And I made it.
For all intents and purposes, we’ll call her Gertrude. It’s only right to give her a proper name. After all, I designed her, created her patterns, sourced her materials, hardware and sewed her for the final project in my accessories design class. Luckily, I got an A in the class, and somehow, an A on
the project Gertrude, but when it was all said + done, I was not feeling the end result “Old Gert.”
That’s how I felt. I mean Gert looked great in the original sketch. On paper she was more like a “Rebecca,” or a “Jocelyn.” At the time I selected her leather and denim, I thought she’d look cool. I wanted her to be daring + useful, so I decided to make her reversible. I even decided to keep some of the denim edges frayed as a testament to her coolness. I envisioned her a real downtown-urban-cool-girl-tote. But by the time I was finished . . . and frankly, even before I finished, I could tell the physical manifestation of Gert left a lot to be desired.
My downtown-urban-cool-girl-tote looked more like
an old-back-woods-rodeo-satchel with a zipper.
Yet and still, if I wanted to pass the class, I had to turn “Old Gert” in. Truthfully, by the time I finished sewing, glueing and hammering all her pieces together (which happened to be 4:30 am the morning the project was due) I was glad to be done with

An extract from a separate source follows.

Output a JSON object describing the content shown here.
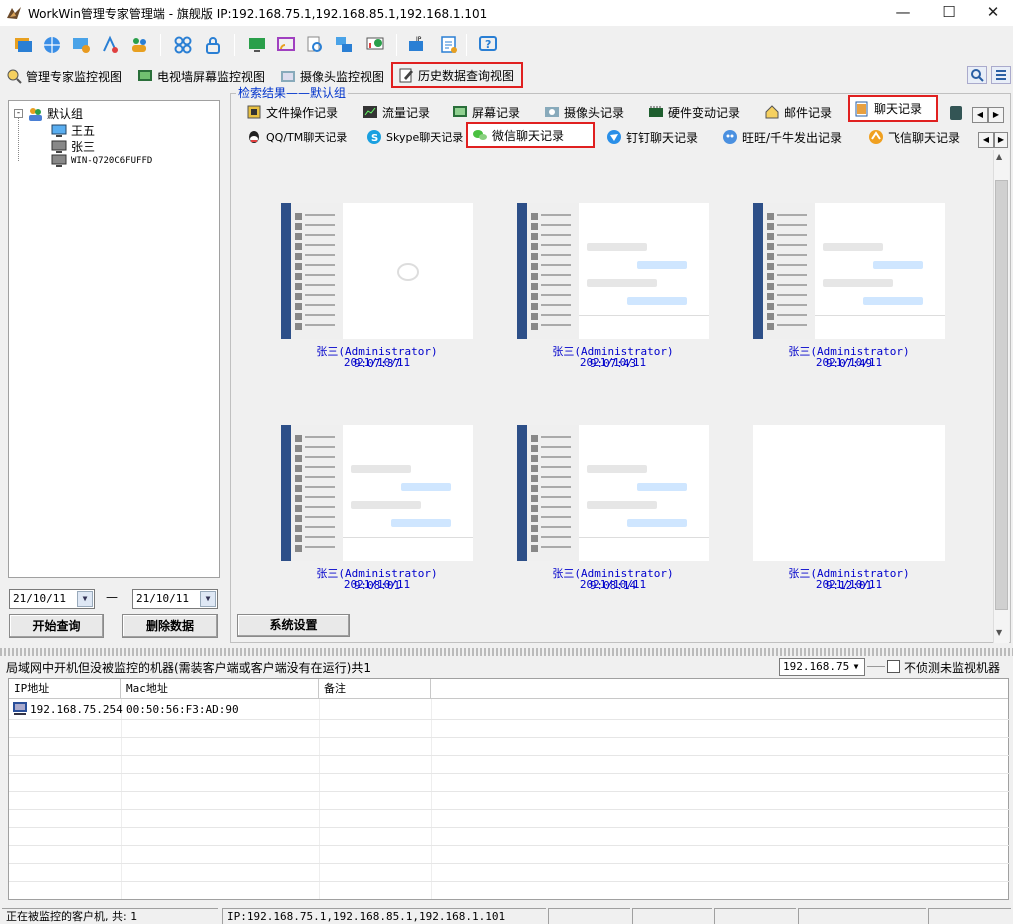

it her. At that point, I had gone through two sewing machines and had ended up at my ex next door neighbor’s house, practically spending the night on her floor, so I could use her sewing machine to finish the project. My machine broke and basically died during a crucial point in the project, so I borrowed my Mom’s. Well, then her machine broke and I was left with no machine and only a few hours left to complete the project. So I called my friend Jessica who now lived about 40 miles away. She was gracious enough to let me come over and sew away to my heart’s content. She even helped me when Gertie’s leather and denim became too thick for the machine. Thank God for Jessica. She basically saved my life in that moment. At certain points I had to hand sew Gertie’s denim and leather together with a really thick needle and thread. Naturally, during this process, my thimble came up missing, so at 4am, I’m sitting on Jessica’s dining room floor with a wad of paper towels taped around my sore thumb while gingerly trying to pierce a stack of denim, leather + facing approximately 1 1/2″ thick. True leather craftsmen have all kinds of shavers, clamps and hammers for this type of situation, but little old undergrad moi, only had a couple of binder clips, my sewing needle and a roll of paper towels at my disposal. Nevertheless, I completed the project, and was greatly rewarded for my efforts by passing the class with flying colors.
So last week when I came across
the ugliest bag in the world, I mean Gertrude, cringing in the far back corner of my closet I had to stop and chuckle to myself. Yes, she was still ugly. But she was still standing strong! No rips, tears or ungluing had taken place in the 8+ years since she was conceived. And during most of this time, she had taken up residence in my closet . . .
Now, you may think that’s a safe place for a bag to reside. And maybe most closets are.
But not mine.
Any item of clothing residing in my closet is liable to take a serious beating. I’ve briefly discussed the horrors of the inner workings of my closet before. At any given moment a shoe, boot or belt could decide it’s “had enough of all this fighting for space” and pounce. I speak from experience. There’s been many a time I’ve opened my closet and been met with a boot to the head. (that’s the trouble with storing way too many shoes on a shelf above your head in a shallow, crowded closet) . . . it’s an “Enter at Your Own Risk” type of situation. Yet, despite her surroundings, Gertrude managed to survive in tact.
I’m not so sure about her dignity though.
There was that time I found her huddled amongst my favorite hi tops . . . (perhaps for the sake of protection) and pulled her out in an act of “reconsideration of her ugliness,” or to put it nicely, I thought I would give her a second chance. Maybe she wasn’t as ugly as I’d thought she was. Surely she could pay her way by acting as a large beach tote? I mean she was huge, and could hold a lot of stuff. That was probably her only redeeming quality . . . and her only outing. I think she enjoyed the beach. She still has a few sand grains in her pockets to prove it. Probably snuck them back home as proof to the other bags that she was good enough to hit the beach, and I guess she was right! She went, and they didn’t!
I thought about throwing “Old Gert” away, but only for a second. She has a special place in my heart. She is the product of hours upon hours of labor, possibly a tear or two, most definitely a right hand full of sore fingers + a mind full of lessons learned. Birthing her taught me what it takes to actually make a large leather bag. She showed me the painstaking error of my ways when I rushed and thought I could wing it without the proper tools. She got me where I am today. So although Gertrude may not be the prettiest bag on the shelf, she definitely has earned her place on the shelf.
Do you have any #designfail’s hiding in your closet? ☺